START Supplied records
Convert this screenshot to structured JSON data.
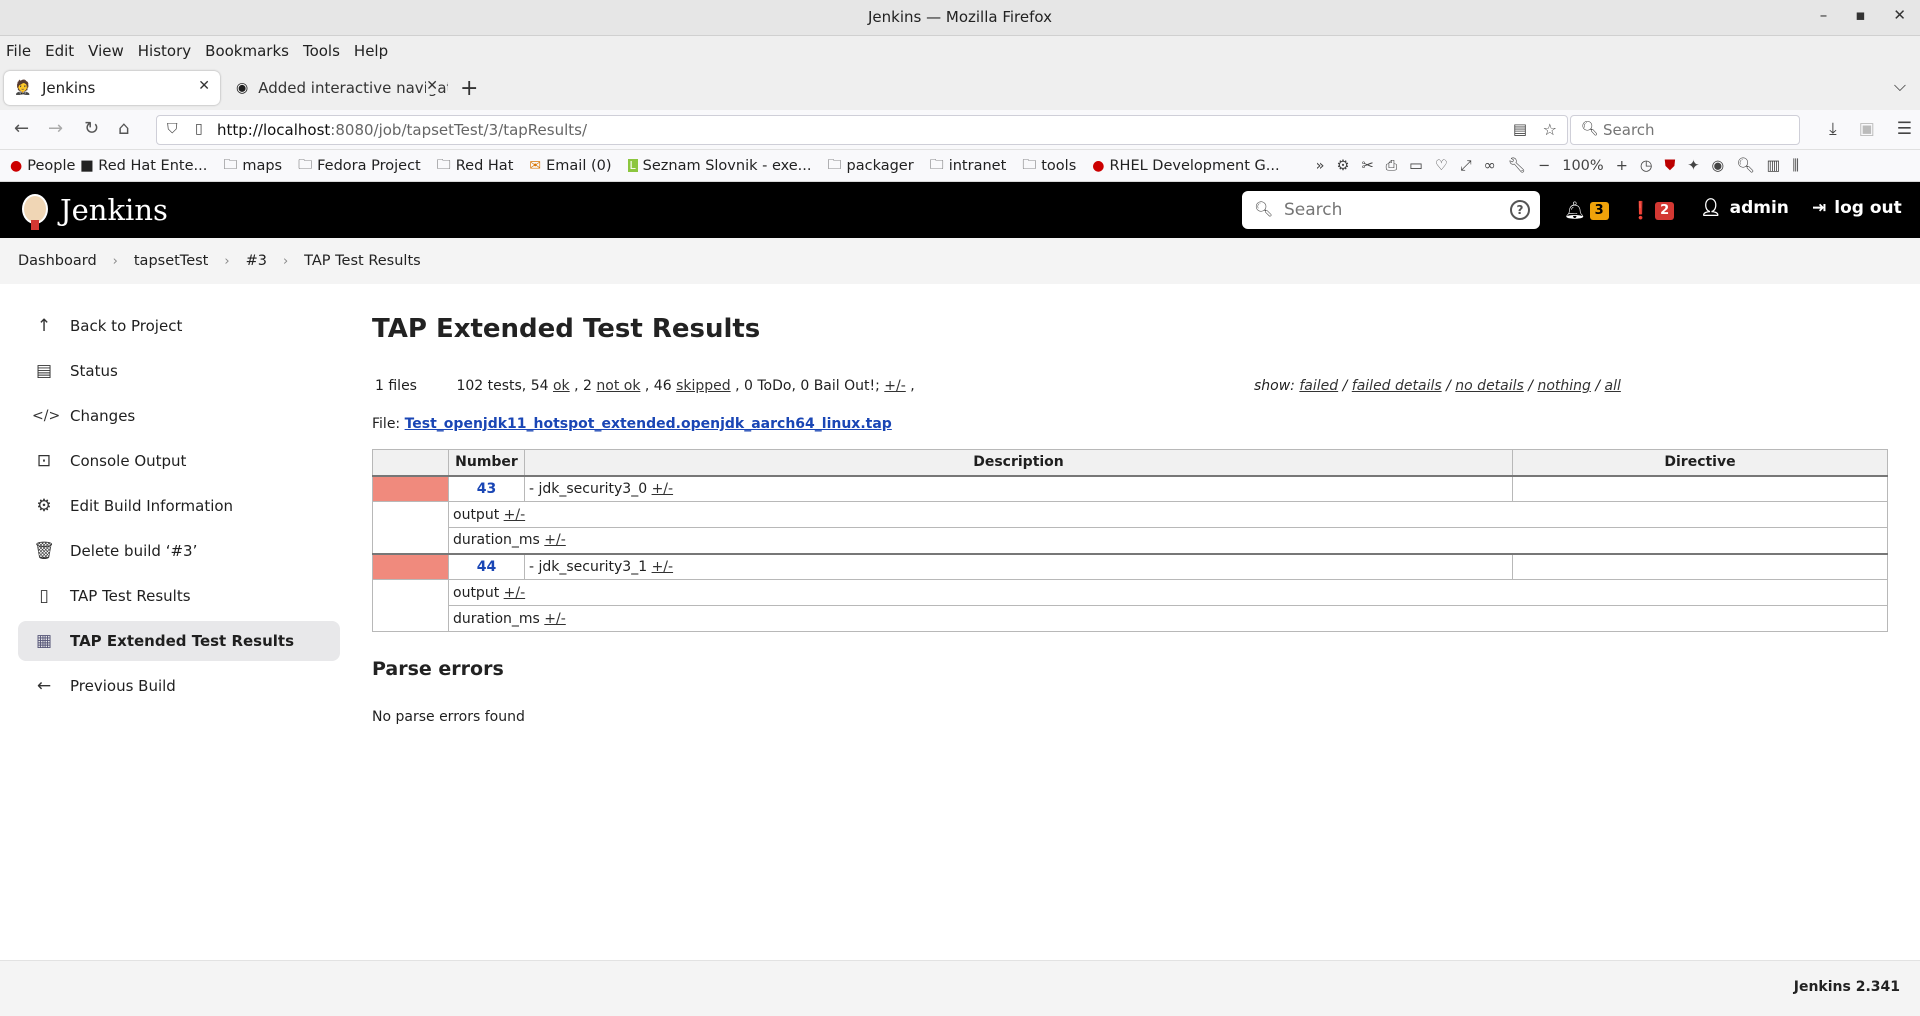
{
  "browser": {
    "window_title": "Jenkins — Mozilla Firefox",
    "menu": [
      "File",
      "Edit",
      "View",
      "History",
      "Bookmarks",
      "Tools",
      "Help"
    ],
    "tabs": [
      {
        "label": "Jenkins"
      },
      {
        "label": "Added interactive navigati"
      }
    ],
    "url_host": "http://localhost",
    "url_rest": ":8080/job/tapsetTest/3/tapResults/",
    "search_placeholder": "Search",
    "bookmarks": [
      "People ■ Red Hat Ente...",
      "maps",
      "Fedora Project",
      "Red Hat",
      "Email (0)",
      "Seznam Slovnik - exe...",
      "packager",
      "intranet",
      "tools",
      "RHEL Development G..."
    ],
    "zoom": "100%"
  },
  "jenkins": {
    "logo_text": "Jenkins",
    "search_placeholder": "Search",
    "notifications_count": "3",
    "security_count": "2",
    "user": "admin",
    "logout": "log out"
  },
  "breadcrumb": [
    "Dashboard",
    "tapsetTest",
    "#3",
    "TAP Test Results"
  ],
  "sidebar": [
    {
      "label": "Back to Project",
      "icon": "arrow-up-icon"
    },
    {
      "label": "Status",
      "icon": "document-icon"
    },
    {
      "label": "Changes",
      "icon": "code-icon"
    },
    {
      "label": "Console Output",
      "icon": "terminal-icon"
    },
    {
      "label": "Edit Build Information",
      "icon": "gear-icon"
    },
    {
      "label": "Delete build ‘#3’",
      "icon": "trash-icon"
    },
    {
      "label": "TAP Test Results",
      "icon": "clipboard-icon"
    },
    {
      "label": "TAP Extended Test Results",
      "icon": "tap-icon"
    },
    {
      "label": "Previous Build",
      "icon": "arrow-left-icon"
    }
  ],
  "main": {
    "title": "TAP Extended Test Results",
    "files": "1 files",
    "summary": {
      "tests": "102 tests, 54 ",
      "ok": "ok",
      "mid1": " , 2 ",
      "not_ok": "not ok",
      "mid2": " , 46 ",
      "skipped": "skipped",
      "tail": " , 0 ToDo, 0 Bail Out!; ",
      "toggle": "+/-",
      "comma": " ,"
    },
    "show": {
      "label": "show: ",
      "failed": "failed",
      "failed_details": "failed details",
      "no_details": "no details",
      "nothing": "nothing",
      "all": "all",
      "sep": " / "
    },
    "file_label": "File: ",
    "file_name": "Test_openjdk11_hotspot_extended.openjdk_aarch64_linux.tap",
    "table_headers": [
      "Number",
      "Description",
      "Directive"
    ],
    "rows": [
      {
        "number": "43",
        "description": "- jdk_security3_0 ",
        "toggle": "+/-"
      },
      {
        "number": "44",
        "description": "- jdk_security3_1 ",
        "toggle": "+/-"
      }
    ],
    "sub_rows": [
      "output ",
      "duration_ms "
    ],
    "parse_errors_title": "Parse errors",
    "parse_errors_msg": "No parse errors found"
  },
  "footer": {
    "version": "Jenkins 2.341"
  }
}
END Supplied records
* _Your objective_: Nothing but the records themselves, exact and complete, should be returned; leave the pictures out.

* _Answer box_:
Convert this screenshot to structured JSON data.
{
  "browser": {
    "window_title": "Jenkins — Mozilla Firefox",
    "menu": [
      "File",
      "Edit",
      "View",
      "History",
      "Bookmarks",
      "Tools",
      "Help"
    ],
    "tabs": [
      {
        "label": "Jenkins"
      },
      {
        "label": "Added interactive navigati"
      }
    ],
    "url_host": "http://localhost",
    "url_rest": ":8080/job/tapsetTest/3/tapResults/",
    "search_placeholder": "Search",
    "bookmarks": [
      "People ■ Red Hat Ente...",
      "maps",
      "Fedora Project",
      "Red Hat",
      "Email (0)",
      "Seznam Slovnik - exe...",
      "packager",
      "intranet",
      "tools",
      "RHEL Development G..."
    ],
    "zoom": "100%"
  },
  "jenkins": {
    "logo_text": "Jenkins",
    "search_placeholder": "Search",
    "notifications_count": "3",
    "security_count": "2",
    "user": "admin",
    "logout": "log out"
  },
  "breadcrumb": [
    "Dashboard",
    "tapsetTest",
    "#3",
    "TAP Test Results"
  ],
  "sidebar": [
    {
      "label": "Back to Project",
      "icon": "arrow-up-icon"
    },
    {
      "label": "Status",
      "icon": "document-icon"
    },
    {
      "label": "Changes",
      "icon": "code-icon"
    },
    {
      "label": "Console Output",
      "icon": "terminal-icon"
    },
    {
      "label": "Edit Build Information",
      "icon": "gear-icon"
    },
    {
      "label": "Delete build ‘#3’",
      "icon": "trash-icon"
    },
    {
      "label": "TAP Test Results",
      "icon": "clipboard-icon"
    },
    {
      "label": "TAP Extended Test Results",
      "icon": "tap-icon"
    },
    {
      "label": "Previous Build",
      "icon": "arrow-left-icon"
    }
  ],
  "main": {
    "title": "TAP Extended Test Results",
    "files": "1 files",
    "summary": {
      "tests": "102 tests, 54 ",
      "ok": "ok",
      "mid1": " , 2 ",
      "not_ok": "not ok",
      "mid2": " , 46 ",
      "skipped": "skipped",
      "tail": " , 0 ToDo, 0 Bail Out!; ",
      "toggle": "+/-",
      "comma": " ,"
    },
    "show": {
      "label": "show: ",
      "failed": "failed",
      "failed_details": "failed details",
      "no_details": "no details",
      "nothing": "nothing",
      "all": "all",
      "sep": " / "
    },
    "file_label": "File: ",
    "file_name": "Test_openjdk11_hotspot_extended.openjdk_aarch64_linux.tap",
    "table_headers": [
      "Number",
      "Description",
      "Directive"
    ],
    "rows": [
      {
        "number": "43",
        "description": "- jdk_security3_0 ",
        "toggle": "+/-"
      },
      {
        "number": "44",
        "description": "- jdk_security3_1 ",
        "toggle": "+/-"
      }
    ],
    "sub_rows": [
      "output ",
      "duration_ms "
    ],
    "parse_errors_title": "Parse errors",
    "parse_errors_msg": "No parse errors found"
  },
  "footer": {
    "version": "Jenkins 2.341"
  }
}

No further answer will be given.